  • NFS mount read-only /bin, /sbin, and /usr into the jailed filesystem. This gives each jail shared access to the bulk of the filesystem so that we do not have to duplicate. If the user wishes to install their own software, they will need to do it into /opt. This is perhaps not ideal.
  • Mount a proc filesystem inside the jail. This gives the jail a private view of it process world.
  • Populate the jails /dev filesystem. The jail is not allowed to run the mknod system call, so device entries must be created for it.
  • Create a pristine /var filesystem. Create stub entries for several files in /etc including the passwd and group file. Create a resolv.conf file that points to the outer host.
  • Create an sshd config file and make sure X11 forwarding is off. Also arrange for sshd to be started up (inside the jail) on its per-jail assigned port (which is within the port range for the jail).
  • NFS mount (via a call in the tmcd library) all of the proj and user directories for the experiment. Again, since the jail cannot do NFS mounts inside, this is down outside. Clean out various files for security (pem files, cvsup auth file, etc).

The other complication in setting up the jailed environment involves access to TMCD. Wide-area testbed nodes are not allowed to contact tmcd without an ssl certificate, but we do not want to hand out per-jail certificates that could be easily copied. My approach was to not allow a jail to contact tmcd directly, but to instead go through a proxy running outside the jail. This has the added benefit of ensuring that the jail is not able to spoof another jail in another experiment. The implementation of this was to add a proxy mode to the tmcc client. Outside the jail, a tmcc proxy is started that creates a unix domain socket, whose path is inside the jail filesystem. In other words, the socket is named such that a tmcc client running inside the jail sees it too. The tmcc client inside the jail connects to the tmcc proxy running outside the jail via the unix domain socket, which relays the request to tmcd (sanitizing the request string), and then relays the answer back to the tmcc inside the jail. The proxy ensures that there is no spoofing of the jail id. There are many other alternatives for accomplishing this, but this was fairly easy to do.

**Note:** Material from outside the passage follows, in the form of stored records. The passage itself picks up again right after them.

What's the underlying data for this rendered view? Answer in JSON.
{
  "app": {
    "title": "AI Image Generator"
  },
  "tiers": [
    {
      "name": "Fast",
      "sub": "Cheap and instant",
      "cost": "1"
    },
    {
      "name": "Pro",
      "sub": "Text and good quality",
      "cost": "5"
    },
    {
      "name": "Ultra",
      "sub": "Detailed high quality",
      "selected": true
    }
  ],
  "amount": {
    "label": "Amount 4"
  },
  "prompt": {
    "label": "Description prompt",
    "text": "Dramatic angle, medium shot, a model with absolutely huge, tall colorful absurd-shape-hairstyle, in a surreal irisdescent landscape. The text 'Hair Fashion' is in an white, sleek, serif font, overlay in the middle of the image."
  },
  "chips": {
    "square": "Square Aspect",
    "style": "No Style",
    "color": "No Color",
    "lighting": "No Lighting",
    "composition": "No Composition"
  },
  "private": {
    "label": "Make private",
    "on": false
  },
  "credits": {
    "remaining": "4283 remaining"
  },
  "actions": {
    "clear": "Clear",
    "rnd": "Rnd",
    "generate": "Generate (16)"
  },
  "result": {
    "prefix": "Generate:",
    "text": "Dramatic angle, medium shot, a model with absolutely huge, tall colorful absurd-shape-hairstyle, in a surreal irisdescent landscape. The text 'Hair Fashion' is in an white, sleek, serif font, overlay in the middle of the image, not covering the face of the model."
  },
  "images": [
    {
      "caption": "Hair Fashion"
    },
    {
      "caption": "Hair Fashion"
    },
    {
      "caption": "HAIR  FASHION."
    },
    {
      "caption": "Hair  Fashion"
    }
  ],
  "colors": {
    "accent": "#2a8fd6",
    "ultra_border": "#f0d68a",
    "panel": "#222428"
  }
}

Setting up the jail, phase two:

Once the jail system call has been issued, it is up to the inner environment to finish getting it set up. Inside the jail, the first program to run is a little program (injail) that is intended to act like "init" in that it starts the initial shell and then waits until it receives a signal to terminate. The easiest way to ensure that all processes inside the jail are terminated is for injail to send a TERM to the entire process group, and then a KILL to pick up any stragglers. This is because kill all of the processes from outside the jail is difficult (hard to see inside the jail), and because the jail will not actually terminate until all the processes inside are really dead.

The initial shell mentioned above is /etc/rc, which proceeds to do all of the same boot time configuration that normally happens when a node boots. The difference of course is that the jail has a heavily constrained /etc/rc.conf that starts up just a few essential services such as syslogd, cron, and sshd (on the specific port assigned sshd for the jail; see above). The last part of configuration run is the standard testbed setup, although again in a somewhat restricted manner. Currently the following testbed mechanisms are supported within the jailed environment: